Stored data entries
◇ ◇ ◇ ◇

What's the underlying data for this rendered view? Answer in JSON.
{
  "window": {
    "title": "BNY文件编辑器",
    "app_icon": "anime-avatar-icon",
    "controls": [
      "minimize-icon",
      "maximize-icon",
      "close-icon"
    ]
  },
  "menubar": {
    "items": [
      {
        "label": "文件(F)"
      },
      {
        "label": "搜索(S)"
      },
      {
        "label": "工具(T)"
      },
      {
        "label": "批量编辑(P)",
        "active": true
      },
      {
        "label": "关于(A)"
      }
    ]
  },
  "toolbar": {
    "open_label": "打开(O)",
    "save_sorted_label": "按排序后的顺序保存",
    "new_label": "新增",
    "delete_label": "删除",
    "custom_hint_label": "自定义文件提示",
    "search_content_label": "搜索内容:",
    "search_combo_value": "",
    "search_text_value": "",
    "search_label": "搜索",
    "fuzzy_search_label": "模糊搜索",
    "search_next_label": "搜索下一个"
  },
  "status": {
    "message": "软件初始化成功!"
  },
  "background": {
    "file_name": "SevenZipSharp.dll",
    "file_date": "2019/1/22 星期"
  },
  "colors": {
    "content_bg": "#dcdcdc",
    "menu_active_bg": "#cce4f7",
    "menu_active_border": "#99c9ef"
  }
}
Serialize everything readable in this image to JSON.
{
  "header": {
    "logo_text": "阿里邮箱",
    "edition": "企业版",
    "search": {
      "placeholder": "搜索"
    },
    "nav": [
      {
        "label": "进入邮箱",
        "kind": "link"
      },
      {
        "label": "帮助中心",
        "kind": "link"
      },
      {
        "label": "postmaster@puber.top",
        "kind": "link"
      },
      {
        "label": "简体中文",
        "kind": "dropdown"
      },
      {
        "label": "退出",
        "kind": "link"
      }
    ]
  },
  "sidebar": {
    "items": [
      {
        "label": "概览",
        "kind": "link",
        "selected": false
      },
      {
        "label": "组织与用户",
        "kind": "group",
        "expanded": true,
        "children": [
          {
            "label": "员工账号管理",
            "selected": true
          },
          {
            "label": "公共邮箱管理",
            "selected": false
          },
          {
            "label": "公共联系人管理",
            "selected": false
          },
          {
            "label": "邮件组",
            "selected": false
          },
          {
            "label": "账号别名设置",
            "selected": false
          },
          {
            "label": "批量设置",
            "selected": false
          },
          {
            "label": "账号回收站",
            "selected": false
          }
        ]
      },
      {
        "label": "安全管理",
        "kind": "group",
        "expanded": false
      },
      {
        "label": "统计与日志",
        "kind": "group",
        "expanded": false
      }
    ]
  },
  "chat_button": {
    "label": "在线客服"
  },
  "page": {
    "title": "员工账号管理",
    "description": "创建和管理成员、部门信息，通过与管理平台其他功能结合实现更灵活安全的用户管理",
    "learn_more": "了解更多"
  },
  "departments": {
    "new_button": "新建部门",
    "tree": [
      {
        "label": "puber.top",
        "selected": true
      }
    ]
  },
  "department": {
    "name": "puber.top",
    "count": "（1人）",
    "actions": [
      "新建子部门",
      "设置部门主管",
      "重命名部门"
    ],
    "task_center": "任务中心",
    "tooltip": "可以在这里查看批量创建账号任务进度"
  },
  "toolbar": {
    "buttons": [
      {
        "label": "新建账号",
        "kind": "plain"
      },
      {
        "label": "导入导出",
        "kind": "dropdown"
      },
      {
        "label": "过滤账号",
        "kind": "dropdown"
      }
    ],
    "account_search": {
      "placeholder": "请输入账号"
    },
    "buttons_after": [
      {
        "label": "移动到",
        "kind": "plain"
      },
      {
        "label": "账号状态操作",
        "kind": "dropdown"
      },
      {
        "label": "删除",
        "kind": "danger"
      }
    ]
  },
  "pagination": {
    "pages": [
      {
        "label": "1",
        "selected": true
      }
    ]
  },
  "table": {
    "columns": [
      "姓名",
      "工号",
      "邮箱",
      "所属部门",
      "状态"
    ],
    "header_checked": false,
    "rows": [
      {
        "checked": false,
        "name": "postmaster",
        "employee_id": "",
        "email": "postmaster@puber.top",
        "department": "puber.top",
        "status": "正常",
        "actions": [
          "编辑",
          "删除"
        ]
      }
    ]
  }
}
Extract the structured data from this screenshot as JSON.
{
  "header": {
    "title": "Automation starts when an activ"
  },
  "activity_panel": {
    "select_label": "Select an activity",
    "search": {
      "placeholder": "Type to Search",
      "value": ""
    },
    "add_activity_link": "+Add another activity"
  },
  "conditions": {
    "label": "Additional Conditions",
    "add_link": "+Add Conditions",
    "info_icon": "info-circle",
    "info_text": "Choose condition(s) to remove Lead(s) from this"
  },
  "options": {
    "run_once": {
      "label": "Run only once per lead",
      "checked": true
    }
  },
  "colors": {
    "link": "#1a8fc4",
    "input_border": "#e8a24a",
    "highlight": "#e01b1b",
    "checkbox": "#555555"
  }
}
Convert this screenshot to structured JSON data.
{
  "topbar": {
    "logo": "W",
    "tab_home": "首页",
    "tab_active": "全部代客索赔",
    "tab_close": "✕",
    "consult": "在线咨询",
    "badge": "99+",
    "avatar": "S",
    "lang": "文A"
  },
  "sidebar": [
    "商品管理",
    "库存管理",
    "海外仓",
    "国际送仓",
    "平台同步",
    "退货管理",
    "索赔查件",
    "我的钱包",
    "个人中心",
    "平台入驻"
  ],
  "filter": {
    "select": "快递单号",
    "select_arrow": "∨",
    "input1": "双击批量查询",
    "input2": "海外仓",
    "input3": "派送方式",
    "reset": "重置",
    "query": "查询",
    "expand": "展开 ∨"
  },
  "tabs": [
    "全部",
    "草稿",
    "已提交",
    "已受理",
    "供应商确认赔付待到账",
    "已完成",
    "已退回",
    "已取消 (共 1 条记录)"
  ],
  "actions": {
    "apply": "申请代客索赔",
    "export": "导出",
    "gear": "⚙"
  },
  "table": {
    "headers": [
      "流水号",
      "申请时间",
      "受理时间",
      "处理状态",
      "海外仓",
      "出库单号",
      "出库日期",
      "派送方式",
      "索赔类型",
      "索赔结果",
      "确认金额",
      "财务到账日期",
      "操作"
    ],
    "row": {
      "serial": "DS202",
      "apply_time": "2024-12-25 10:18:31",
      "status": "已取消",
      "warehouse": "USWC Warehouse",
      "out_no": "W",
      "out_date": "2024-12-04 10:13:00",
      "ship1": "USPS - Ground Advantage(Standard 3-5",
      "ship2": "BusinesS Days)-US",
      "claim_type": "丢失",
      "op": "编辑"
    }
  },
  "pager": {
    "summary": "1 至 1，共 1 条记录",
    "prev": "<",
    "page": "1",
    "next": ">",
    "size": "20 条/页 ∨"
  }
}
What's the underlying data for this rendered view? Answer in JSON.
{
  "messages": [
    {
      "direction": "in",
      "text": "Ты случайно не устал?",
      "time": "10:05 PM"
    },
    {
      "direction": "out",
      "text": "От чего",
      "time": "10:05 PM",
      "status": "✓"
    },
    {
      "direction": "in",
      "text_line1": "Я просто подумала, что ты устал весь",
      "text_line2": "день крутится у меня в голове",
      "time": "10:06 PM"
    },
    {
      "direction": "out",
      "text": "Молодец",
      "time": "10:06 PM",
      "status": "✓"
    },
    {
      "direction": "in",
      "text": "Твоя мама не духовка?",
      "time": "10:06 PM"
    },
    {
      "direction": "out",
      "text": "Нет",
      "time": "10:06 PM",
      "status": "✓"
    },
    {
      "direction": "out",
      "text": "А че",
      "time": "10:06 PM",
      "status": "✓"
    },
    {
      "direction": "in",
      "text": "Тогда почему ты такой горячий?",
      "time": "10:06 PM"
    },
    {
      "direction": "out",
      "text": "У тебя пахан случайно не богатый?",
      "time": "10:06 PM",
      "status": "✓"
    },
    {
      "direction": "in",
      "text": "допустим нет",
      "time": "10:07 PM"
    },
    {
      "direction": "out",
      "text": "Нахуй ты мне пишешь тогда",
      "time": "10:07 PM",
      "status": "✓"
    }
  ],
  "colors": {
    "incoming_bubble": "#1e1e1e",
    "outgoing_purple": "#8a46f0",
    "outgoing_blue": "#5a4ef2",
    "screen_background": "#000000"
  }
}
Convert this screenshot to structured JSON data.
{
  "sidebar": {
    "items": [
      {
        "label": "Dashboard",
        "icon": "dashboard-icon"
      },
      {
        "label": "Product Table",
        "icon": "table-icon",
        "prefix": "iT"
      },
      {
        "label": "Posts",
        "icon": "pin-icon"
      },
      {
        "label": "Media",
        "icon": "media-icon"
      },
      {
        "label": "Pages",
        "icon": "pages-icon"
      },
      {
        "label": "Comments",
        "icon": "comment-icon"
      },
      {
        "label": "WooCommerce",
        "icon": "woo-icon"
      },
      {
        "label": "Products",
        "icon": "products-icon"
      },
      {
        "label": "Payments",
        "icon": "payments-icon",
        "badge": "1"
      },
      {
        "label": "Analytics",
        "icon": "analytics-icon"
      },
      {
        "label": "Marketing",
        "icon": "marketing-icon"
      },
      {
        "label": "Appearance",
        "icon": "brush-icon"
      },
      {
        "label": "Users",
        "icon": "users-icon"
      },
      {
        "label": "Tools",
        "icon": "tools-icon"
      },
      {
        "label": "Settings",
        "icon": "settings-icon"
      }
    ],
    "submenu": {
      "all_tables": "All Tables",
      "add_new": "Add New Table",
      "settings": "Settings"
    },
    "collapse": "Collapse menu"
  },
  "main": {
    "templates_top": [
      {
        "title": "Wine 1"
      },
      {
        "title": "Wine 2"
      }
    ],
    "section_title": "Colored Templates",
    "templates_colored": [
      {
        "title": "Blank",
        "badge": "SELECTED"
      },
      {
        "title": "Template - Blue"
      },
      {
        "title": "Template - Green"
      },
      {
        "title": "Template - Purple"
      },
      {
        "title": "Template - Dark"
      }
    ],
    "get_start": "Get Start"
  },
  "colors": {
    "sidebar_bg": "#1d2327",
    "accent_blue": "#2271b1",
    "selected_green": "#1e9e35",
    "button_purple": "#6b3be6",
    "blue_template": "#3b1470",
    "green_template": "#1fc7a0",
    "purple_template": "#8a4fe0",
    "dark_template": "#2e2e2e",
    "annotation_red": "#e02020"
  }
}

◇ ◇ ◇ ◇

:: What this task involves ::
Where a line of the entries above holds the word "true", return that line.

:: Final answer ::
        "active": true
        "expanded": true,
            "selected": true
        "selected": true
        "selected": true
      "checked": true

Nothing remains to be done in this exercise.